Having been a basket case myself lately on a fairly regular basis, I have come up with three absolutely free (well....mostly...) attacks against the woes of modern living.  They won't work for everyone, but they work for me (well...mostly...). I have discovered what should have been obvious to any reasonably intelligent 40 year old:  you don't have to be a shrink to be able to sooth and give good advice.  One friend in particular has been a great source of knowledge. She's a  veteran of the same war I'm in, and she always makes it better, even if it's just by sharing a laugh.
  Music is an invaluable outlet.  It's spiritual and physical, as well as a healthy translation of anger and hurt into creativity.  I'm singing more and better than I have in years.  You've gotta know pain to really sing the blues, or anything else, for that matter .
My third coping mechanism is a little's buckets of weird, but I find it very therapeutic.  I like to sharpen things. See, told ya, weird. I think what it is is the rapid accomplishment of a definable task.  Dull, ten minutes later, sharp with lots of care and concentration, but no real thinking in the middle.  The only problem is that every tool in the shed, knife in the kitchen,  pair of scissors, and vegetable peeler in the house is already ant-sweat-shaving-hair-popping-nick-your-bum-if-you-look-at-it-too-long sharp.  I'm out of stuff to sharpen. I'm afraid to send away for more on ebay; I'm sure there must be some kind of limit I'm approaching. All that aside, I find any work that requires concentration, physical strength and skill but that still lets you switch off your brain, to be very cathartic.  Have an imaginary conversation with whoever is causing you grief while splitting wood if you ever have a chance.  You'll win the argument every time:)
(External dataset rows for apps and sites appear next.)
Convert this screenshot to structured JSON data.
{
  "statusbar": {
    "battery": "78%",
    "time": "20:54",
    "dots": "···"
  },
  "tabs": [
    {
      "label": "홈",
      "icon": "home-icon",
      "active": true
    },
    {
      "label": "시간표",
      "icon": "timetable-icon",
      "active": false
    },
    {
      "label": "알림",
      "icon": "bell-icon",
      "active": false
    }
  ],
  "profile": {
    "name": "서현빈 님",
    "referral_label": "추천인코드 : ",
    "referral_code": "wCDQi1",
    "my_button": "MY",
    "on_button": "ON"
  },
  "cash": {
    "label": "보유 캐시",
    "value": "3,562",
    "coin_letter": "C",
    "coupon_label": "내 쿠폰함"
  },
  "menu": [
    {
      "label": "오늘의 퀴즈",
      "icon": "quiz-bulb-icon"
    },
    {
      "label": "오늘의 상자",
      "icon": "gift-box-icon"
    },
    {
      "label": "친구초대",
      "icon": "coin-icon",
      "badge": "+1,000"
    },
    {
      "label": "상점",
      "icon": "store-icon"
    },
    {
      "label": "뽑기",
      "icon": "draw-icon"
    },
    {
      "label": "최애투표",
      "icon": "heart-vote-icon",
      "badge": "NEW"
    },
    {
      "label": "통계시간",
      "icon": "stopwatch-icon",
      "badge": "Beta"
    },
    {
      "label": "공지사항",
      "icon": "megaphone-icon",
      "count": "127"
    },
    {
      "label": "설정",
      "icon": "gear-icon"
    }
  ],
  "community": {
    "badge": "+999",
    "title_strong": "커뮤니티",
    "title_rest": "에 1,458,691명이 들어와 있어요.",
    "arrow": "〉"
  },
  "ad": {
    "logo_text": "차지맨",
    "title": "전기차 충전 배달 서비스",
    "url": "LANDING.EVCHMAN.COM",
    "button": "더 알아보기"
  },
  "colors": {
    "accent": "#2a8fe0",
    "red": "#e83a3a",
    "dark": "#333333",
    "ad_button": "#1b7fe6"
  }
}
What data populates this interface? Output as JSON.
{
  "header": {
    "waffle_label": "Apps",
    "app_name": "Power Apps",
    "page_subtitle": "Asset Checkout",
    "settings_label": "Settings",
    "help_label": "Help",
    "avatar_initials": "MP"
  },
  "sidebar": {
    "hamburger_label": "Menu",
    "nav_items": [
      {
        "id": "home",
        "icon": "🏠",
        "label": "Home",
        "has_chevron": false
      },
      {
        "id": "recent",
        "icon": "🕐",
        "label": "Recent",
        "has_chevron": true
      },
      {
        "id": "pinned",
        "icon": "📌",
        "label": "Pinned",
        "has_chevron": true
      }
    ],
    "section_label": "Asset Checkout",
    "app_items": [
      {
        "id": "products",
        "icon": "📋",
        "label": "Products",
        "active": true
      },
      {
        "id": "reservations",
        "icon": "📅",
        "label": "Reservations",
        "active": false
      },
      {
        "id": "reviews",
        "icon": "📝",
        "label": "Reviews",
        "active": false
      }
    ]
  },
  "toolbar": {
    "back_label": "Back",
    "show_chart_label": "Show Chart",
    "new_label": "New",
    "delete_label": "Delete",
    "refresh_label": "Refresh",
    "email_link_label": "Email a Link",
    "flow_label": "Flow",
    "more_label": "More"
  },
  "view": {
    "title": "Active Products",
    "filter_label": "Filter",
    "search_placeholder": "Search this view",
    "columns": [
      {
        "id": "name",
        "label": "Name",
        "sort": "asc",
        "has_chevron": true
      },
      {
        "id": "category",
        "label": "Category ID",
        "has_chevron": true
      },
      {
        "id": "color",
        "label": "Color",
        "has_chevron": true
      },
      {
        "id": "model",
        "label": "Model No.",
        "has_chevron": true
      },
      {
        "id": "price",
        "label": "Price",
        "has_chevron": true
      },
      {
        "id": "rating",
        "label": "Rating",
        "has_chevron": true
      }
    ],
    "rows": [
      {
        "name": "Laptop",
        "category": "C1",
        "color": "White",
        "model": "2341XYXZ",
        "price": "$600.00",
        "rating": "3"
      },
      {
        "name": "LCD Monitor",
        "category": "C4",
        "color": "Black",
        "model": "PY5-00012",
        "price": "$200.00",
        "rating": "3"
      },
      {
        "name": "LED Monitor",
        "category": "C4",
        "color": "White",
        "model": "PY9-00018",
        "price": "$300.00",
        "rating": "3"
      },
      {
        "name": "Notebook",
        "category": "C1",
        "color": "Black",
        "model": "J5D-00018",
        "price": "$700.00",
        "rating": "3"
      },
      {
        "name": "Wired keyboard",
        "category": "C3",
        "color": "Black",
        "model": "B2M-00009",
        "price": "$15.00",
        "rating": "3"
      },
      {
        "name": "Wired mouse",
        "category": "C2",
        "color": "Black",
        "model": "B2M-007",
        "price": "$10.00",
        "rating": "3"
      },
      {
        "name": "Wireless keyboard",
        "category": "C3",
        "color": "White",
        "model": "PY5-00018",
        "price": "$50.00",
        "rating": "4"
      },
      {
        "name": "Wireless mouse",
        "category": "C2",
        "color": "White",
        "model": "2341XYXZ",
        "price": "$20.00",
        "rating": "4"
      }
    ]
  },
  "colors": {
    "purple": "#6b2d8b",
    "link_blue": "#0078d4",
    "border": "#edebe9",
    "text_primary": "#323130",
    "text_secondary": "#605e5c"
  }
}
Tuesday, November 23, 2010

Suddenly single dad at 40

Here we go again: yet another step on the inexorable march toward surrender to the invasion of the internet and technology into every facet of life.  I have reconnected with long lost friends on it and discovered the depth of the loss.  I have been doing the biggest part of my work on it, preparing reportcards for my little critters at school.  I have enjoyed quality time with my two boys on it, laughing at comedy and singing lustily to songs on the 'tube with a boy on each knee. and most incredibly, I lost my wife to it...

Of course I realize that the net and her attachment to it was only a signal, a symbol of the drifting apart that was already happening in our marriage and not the source of the end. Changing feelings and personality differences on both sides were the bomb that blew things to hell.  But the net was the means through which she met her new love interest.  I'm sitting here now for heaven's sake, with my sons that I have through the week (and part of the summer) trying to work this out in my head and typing it for your consumption on the GD computer.  It's stupid to blame a box of circuit boards and an ethereal tapestry of wireless connections for the fact that I am a single dad at 40... isn't it?? Why do I still want to take my rusty sledgehammer to a laptop, or run over my cell phone with the lawnmower?